*ACTIVITY*. Check each line of the data for "방송매체", and copy the ones that have it.

App and web page records
· · · · · · ·
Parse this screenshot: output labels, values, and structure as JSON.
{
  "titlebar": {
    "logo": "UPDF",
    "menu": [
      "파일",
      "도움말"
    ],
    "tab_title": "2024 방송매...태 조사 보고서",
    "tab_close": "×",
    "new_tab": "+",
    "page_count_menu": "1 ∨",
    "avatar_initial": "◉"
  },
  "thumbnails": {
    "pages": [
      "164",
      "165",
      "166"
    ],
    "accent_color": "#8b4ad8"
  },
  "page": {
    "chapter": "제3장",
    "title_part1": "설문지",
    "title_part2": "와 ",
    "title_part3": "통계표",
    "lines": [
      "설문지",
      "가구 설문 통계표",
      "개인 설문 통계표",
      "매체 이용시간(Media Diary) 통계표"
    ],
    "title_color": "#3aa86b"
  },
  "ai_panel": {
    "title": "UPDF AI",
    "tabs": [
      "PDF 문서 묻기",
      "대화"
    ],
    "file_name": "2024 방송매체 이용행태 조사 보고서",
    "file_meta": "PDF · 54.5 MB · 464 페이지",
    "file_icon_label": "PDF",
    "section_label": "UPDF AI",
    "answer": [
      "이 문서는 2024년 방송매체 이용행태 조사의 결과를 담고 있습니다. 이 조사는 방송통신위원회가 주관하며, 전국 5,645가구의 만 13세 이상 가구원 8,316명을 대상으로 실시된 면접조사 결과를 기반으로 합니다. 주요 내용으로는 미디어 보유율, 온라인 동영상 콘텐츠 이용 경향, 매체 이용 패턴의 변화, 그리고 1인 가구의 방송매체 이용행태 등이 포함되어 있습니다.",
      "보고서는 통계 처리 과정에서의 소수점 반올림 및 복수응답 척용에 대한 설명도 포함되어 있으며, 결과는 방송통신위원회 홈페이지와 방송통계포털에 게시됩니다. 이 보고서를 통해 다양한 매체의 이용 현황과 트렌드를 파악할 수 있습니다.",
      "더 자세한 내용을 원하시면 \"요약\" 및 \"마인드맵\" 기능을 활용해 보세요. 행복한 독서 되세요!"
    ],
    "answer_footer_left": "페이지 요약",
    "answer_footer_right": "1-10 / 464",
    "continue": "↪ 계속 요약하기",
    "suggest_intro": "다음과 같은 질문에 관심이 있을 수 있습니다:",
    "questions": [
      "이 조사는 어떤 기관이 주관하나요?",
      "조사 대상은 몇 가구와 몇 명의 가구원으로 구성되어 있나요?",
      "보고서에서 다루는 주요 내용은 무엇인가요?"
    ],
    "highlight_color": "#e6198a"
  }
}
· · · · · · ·
*WORKED SOLUTION*.
    "file_name": "2024 방송매체 이용행태 조사 보고서",
      "이 문서는 2024년 방송매체 이용행태 조사의 결과를 담고 있습니다. 이 조사는 방송통신위원회가 주관하며, 전국 5,645가구의 만 13세 이상 가구원 8,316명을 대상으로 실시된 면접조사 결과를 기반으로 합니다. 주요 내용으로는 미디어 보유율, 온라인 동영상 콘텐츠 이용 경향, 매체 이용 패턴의 변화, 그리고 1인 가구의 방송매체 이용행태 등이 포함되어 있습니다.",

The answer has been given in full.